Take the listing below and output it exactly, with no images.

+-------+

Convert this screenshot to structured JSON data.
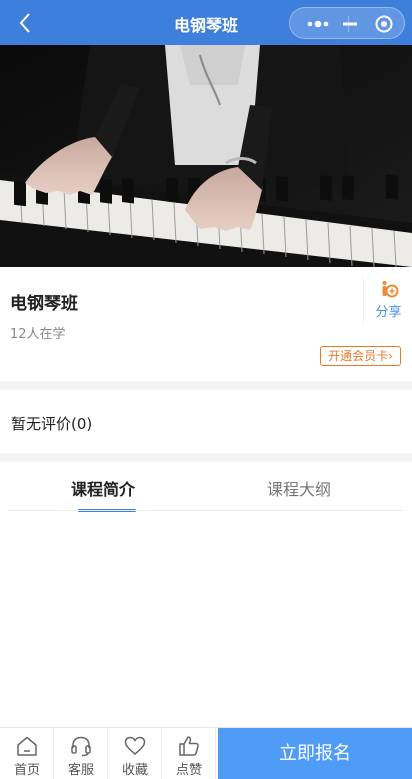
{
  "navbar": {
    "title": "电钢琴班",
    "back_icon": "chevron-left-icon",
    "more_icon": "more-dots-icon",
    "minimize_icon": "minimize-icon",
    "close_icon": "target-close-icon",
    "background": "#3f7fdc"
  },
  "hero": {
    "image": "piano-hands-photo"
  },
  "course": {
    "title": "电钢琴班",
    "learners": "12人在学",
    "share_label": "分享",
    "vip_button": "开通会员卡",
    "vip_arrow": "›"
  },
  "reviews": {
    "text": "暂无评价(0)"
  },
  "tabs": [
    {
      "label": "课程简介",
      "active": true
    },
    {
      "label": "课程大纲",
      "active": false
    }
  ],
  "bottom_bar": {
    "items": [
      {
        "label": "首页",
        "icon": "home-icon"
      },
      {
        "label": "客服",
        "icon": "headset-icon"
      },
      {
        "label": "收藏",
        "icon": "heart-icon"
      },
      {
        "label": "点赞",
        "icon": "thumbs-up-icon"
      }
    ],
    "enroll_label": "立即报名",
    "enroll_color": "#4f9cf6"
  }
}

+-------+

- _REPLY_:
Convert this screenshot to structured JSON data.
{
  "navbar": {
    "title": "电钢琴班",
    "back_icon": "chevron-left-icon",
    "more_icon": "more-dots-icon",
    "minimize_icon": "minimize-icon",
    "close_icon": "target-close-icon",
    "background": "#3f7fdc"
  },
  "hero": {
    "image": "piano-hands-photo"
  },
  "course": {
    "title": "电钢琴班",
    "learners": "12人在学",
    "share_label": "分享",
    "vip_button": "开通会员卡",
    "vip_arrow": "›"
  },
  "reviews": {
    "text": "暂无评价(0)"
  },
  "tabs": [
    {
      "label": "课程简介",
      "active": true
    },
    {
      "label": "课程大纲",
      "active": false
    }
  ],
  "bottom_bar": {
    "items": [
      {
        "label": "首页",
        "icon": "home-icon"
      },
      {
        "label": "客服",
        "icon": "headset-icon"
      },
      {
        "label": "收藏",
        "icon": "heart-icon"
      },
      {
        "label": "点赞",
        "icon": "thumbs-up-icon"
      }
    ],
    "enroll_label": "立即报名",
    "enroll_color": "#4f9cf6"
  }
}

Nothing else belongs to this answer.